Cerberilla cf. portiguara Padula & Delgado, 2010
Every time I hear of geographical yet physically identical tropical Eastern Atlantic - Indo-Pacific species like this I just cringe. While they sure as heck look alike, only a couple of genetic studies have been done to verify if species from opposite sides of the earth might be identical.
Let's start by looking at those we know about. Anne DuPont has documented what looks identical to Micromela undatus in Florida. She has also recorded what looks like Plocamopherus tilesii on two separate occasions, two years apart.
Fellow Brancher Hans Bertsch tells me - "Recent DNA studies suggest that the Indo-Pacific species Petalifera petalifera and Dolabrifera dolabrifera (Both links courtesy of Bill Rudman's Sea Slug Forum) no longer occur in the eastern Pacific nor western Atlantic. However, Bursatella leachii DOES have an Indo-Pacific and Caribbean distribution (see Bazzicalupo et al.). Umbraculum umbraculum has also been reported from both provinces---but no studies have confirmed or denied that."
Cerberilla portiguara was originally described from specimens collected from Brazil. Ali Hermosillo McKowen has seen and photographed a similar subject both in Indonesia and PNG. She tentatively identified it as Cerberilla cf. portiguara. Comparing Ali's photos to Anne's taken in Florida and believed to be Cerberilla portiguara, it certainly makes one wonder. There are subtle differences on color markings, but these could easily be simply variation, unless you are a splitter. I am not.
Are the markings on the head different enough to say these are distinct species? Compare these photos to ours of Cerberilla sp. 4 and C. sp. 6 in NSSI 2nd Edition.
For me the jury is still out, but it certainly raises an interesting research topic. Thanks to Anne, Ali and Hans for their inputs.
Bazzicalupo, E., F. Crocetta, A.L. Kaala Estores-Pacheco, H. Golestani, H. Bazairi, S. Giacobbe, A Jaklin, D. Poursanidis, S. Chandran, J.L. Cervera & A. Valdes. 2018. Population genetics of Bursatella leachii (De Blainville, 1817) and implications for the origin of the Mediterranean population. Helgoland Marine Research 72: 19.
Padula V. & Delgado M. (2010) A new species of Cerberilla (Gastropoda: Nudibranchia: Aeolidiidae) from northeastern Brazil. The Nautilus 124(4): 175-180

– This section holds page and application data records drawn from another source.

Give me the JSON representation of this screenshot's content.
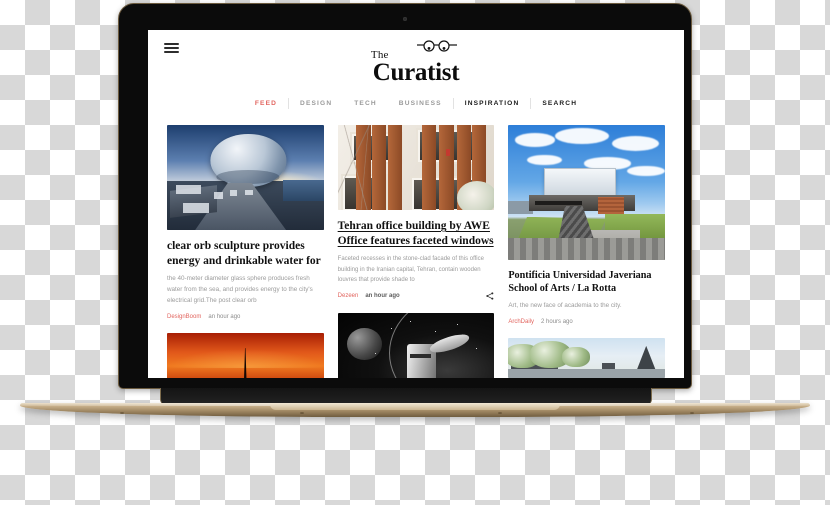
{
  "device": {
    "type": "laptop-mockup",
    "body_color": "#c8b08a",
    "bezel_color": "#0b0b0b"
  },
  "site": {
    "logo": {
      "the": "The",
      "name": "Curatist",
      "glasses_icon": "eyeglasses-icon"
    },
    "menu_icon": "hamburger-menu-icon",
    "accent_color": "#e2655f",
    "nav": [
      {
        "label": "FEED",
        "state": "active"
      },
      {
        "label": "DESIGN",
        "state": "muted"
      },
      {
        "label": "TECH",
        "state": "muted"
      },
      {
        "label": "BUSINESS",
        "state": "muted"
      },
      {
        "label": "INSPIRATION",
        "state": "dark"
      },
      {
        "label": "SEARCH",
        "state": "dark"
      }
    ]
  },
  "feed": {
    "columns": [
      {
        "cards": [
          {
            "image": "glass-orb-sculpture-on-pier",
            "title": "clear orb sculpture provides energy and drinkable water for",
            "excerpt": "the 40-meter diameter glass sphere produces fresh water from the sea, and provides energy to the city's electrical grid.The post clear orb",
            "source": "DesignBoom",
            "time": "an hour ago",
            "share_icon": null
          },
          {
            "image": "orange-sunset-sky-with-spire",
            "title": "",
            "excerpt": "",
            "source": "",
            "time": ""
          }
        ]
      },
      {
        "cards": [
          {
            "image": "stone-facade-with-wooden-louvres",
            "title": "Tehran office building by AWE Office features faceted windows",
            "excerpt": "Faceted recesses in the stone-clad facade of this office building in the Iranian capital, Tehran, contain wooden louvres that provide shade to",
            "source": "Dezeen",
            "time": "an hour ago",
            "share_icon": "share-icon"
          },
          {
            "image": "dark-space-scene-with-spacecraft",
            "title": "",
            "excerpt": "",
            "source": "",
            "time": ""
          }
        ]
      },
      {
        "cards": [
          {
            "image": "modern-university-building-green-roof",
            "title": "Pontificia Universidad Javeriana School of Arts / La Rotta",
            "excerpt": "Art, the new face of academia to the city.",
            "source": "ArchDaily",
            "time": "2 hours ago",
            "share_icon": null
          },
          {
            "image": "trees-and-rooftops-under-sky",
            "title": "",
            "excerpt": "",
            "source": "",
            "time": ""
          }
        ]
      }
    ]
  }
}
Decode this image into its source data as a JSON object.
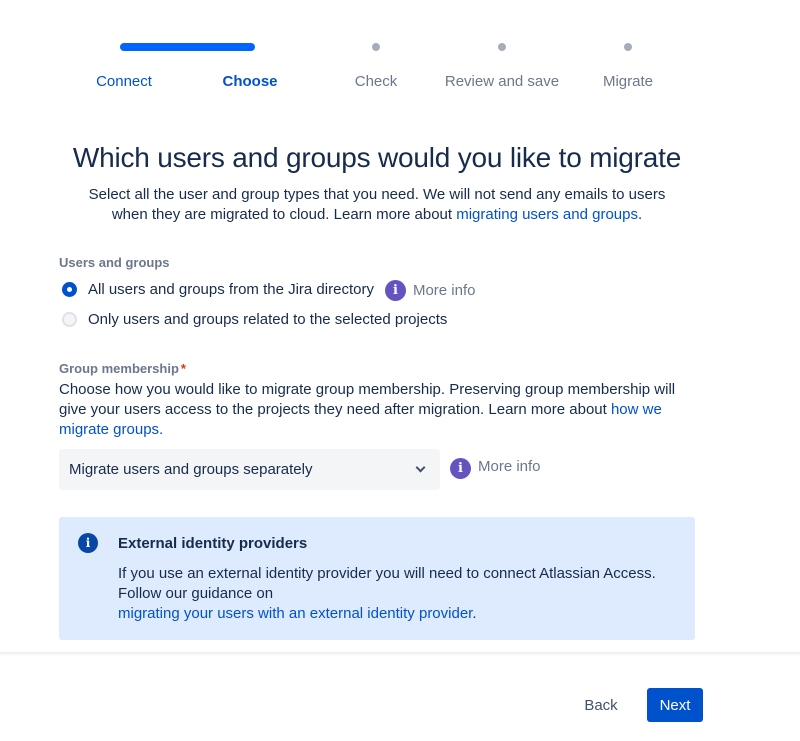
{
  "progress": {
    "steps": [
      {
        "label": "Connect",
        "state": "done"
      },
      {
        "label": "Choose",
        "state": "current"
      },
      {
        "label": "Check",
        "state": "todo"
      },
      {
        "label": "Review and save",
        "state": "todo"
      },
      {
        "label": "Migrate",
        "state": "todo"
      }
    ],
    "completed_fraction": 0.25
  },
  "header": {
    "title": "Which users and groups would you like to migrate",
    "subtitle_pre": "Select all the user and group types that you need. We will not send any emails to users when they are migrated to cloud. Learn more about ",
    "subtitle_link": "migrating users and groups",
    "subtitle_post": "."
  },
  "users_groups": {
    "label": "Users and groups",
    "options": [
      {
        "label": "All users and groups from the Jira directory",
        "selected": true
      },
      {
        "label": "Only users and groups related to the selected projects",
        "selected": false
      }
    ],
    "more_info": "More info",
    "info_icon_glyph": "i"
  },
  "group_membership": {
    "label": "Group membership",
    "required_marker": "*",
    "desc_pre": "Choose how you would like to migrate group membership. Preserving group membership will give your users access to the projects they need after migration. Learn more about ",
    "desc_link": "how we migrate groups.",
    "select_value": "Migrate users and groups separately",
    "more_info": "More info",
    "info_icon_glyph": "i"
  },
  "info_panel": {
    "icon_glyph": "i",
    "title": "External identity providers",
    "body_pre": "If you use an external identity provider you will need to connect Atlassian Access. Follow our guidance on",
    "body_link": "migrating your users with an external identity provider",
    "body_post": "."
  },
  "footer": {
    "back_label": "Back",
    "next_label": "Next"
  },
  "colors": {
    "brand_blue": "#0052cc",
    "progress_blue": "#0065ff",
    "info_purple": "#6554c0",
    "panel_bg": "#deebff",
    "required_red": "#de350b"
  }
}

The mystery as to who we are actually dealing with in this BOW perked the interest of David Cowdery, a frequent contributor to this site! David sent in an image which is similar in most respects to Ali's pics! Dave also observed that Ali's pics and his appear to more closely align with Cerbrilla sp. 4 in NSSI 2nd Edition. Without specimens on hand this puzzle probably won't be solved anytime in the near future as it's virtually impossible to collect in Indonesia. As Dave B. pointed out above, this quandry would definitely make an interesting research project for a graduate student with time on their hands should physical specimens ever become available!
Ali Hermosillo McKowen on location in the Philippines
Ali needs very little in the way of introduction to readers of this site. She has been featured in many of the Branch of the Week (BOW) presentations through the years. Diving with Ali can be infectious assuming you can keep up with her. If you didn't have an appreciation for our friends the sea slugs before diving with her, you will certainly reach quantum levels in that regard as Ali is all consuming in her quest to photograph and document their behavior! In the last few years she even acquired her Doctorate in Opistobrach Studies so her enthusiasm certainly knows no bounds. She has the material for putting together field guides for both the Milne Bay region of PNG and also Anilao in the Batangas area of the Philippines. Let's encourage her when time permits to make that happen!
As a side note Ali has posted ID's with her Flicker postings from both areas. The links can be seen in the left frame of this site. Very worth while to visit for those who are seeking to put names together with images.
What more can be said, Ali is the greatest!
Send Ali email at firstname.lastname@example.org
Attention all you Sluggers, and you know who you are!
You will need to jump through a few hoops to get the electronic version as pdf distribution is protected by Adobe ID!! Please read the following to enable reading your electronic purchase!
This new 2nd Edition is updated and reorganized, including 185 new species. Among other features, the new edition includes additional photographs of species, an identification key, and an up-to-date classification reflecting the latest evolutionary relationships. The Indo-Pacific represents the largest expanse of tropical ocean in the world, stretching from the Indian Ocean coast of southern Africa and the Red Sea to the central Pacific of the Hawaiian Islands, Easter Island and the Marquesas.
This region supports the most diverse marine fauna of any place in the world for most groups of marine organisms. The nudibranchs and sea slugs are no exception to this rule; there are about 3,000 described species of these organisms in the world and at least 40% of these have been found exclusively in the Indo-Pacific tropics. This book illustrates 2,138 Indo-Pacific nudibranchs and sea slugs, including many undescribed species.